- What you should do: Isolate every line in the data with the string "this" and copy it.

- Working data:
+ + + +
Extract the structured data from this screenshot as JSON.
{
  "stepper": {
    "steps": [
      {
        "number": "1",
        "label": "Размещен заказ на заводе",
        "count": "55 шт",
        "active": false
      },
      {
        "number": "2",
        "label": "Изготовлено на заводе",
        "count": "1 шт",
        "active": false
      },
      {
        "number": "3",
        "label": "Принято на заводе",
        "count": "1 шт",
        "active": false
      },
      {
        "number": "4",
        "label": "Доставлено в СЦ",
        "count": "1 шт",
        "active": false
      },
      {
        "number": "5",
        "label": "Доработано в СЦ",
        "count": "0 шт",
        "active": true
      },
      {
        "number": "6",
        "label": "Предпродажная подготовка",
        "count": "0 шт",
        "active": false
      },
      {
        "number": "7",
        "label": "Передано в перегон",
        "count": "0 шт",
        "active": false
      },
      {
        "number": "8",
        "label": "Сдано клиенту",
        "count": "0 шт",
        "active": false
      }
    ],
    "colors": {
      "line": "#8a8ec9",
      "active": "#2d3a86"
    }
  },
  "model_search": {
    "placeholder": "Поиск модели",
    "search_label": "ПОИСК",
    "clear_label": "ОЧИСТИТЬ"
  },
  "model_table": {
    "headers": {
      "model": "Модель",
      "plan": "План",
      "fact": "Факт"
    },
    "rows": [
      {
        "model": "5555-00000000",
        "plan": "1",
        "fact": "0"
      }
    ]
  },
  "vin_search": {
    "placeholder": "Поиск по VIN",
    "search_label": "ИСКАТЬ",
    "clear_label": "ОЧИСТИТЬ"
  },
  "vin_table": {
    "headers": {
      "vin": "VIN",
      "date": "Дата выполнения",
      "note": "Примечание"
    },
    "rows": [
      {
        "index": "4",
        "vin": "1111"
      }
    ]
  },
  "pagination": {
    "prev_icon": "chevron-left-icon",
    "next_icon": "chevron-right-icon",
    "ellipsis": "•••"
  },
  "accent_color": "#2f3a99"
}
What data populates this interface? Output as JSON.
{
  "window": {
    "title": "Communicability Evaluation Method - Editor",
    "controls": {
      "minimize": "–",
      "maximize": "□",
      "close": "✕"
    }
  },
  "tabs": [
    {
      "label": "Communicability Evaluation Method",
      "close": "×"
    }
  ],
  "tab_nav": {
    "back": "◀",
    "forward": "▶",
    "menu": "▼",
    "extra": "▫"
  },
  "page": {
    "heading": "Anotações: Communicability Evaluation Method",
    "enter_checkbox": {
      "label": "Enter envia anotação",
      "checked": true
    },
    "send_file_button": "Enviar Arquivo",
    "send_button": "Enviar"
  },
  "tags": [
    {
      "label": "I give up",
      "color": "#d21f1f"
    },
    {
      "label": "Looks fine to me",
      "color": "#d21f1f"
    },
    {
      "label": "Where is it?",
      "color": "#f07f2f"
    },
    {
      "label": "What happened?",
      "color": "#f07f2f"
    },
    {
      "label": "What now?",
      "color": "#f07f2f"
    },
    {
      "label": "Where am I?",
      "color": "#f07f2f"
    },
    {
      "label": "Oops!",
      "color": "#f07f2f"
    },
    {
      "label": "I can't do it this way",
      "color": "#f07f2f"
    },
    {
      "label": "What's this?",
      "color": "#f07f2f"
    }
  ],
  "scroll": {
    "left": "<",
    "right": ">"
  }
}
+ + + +
- Answer box:
Extract the structured data from this screenshot as JSON.
What data populates this interface? Output as JSON.
      "label": "I can't do it this way",
      "label": "What's this?",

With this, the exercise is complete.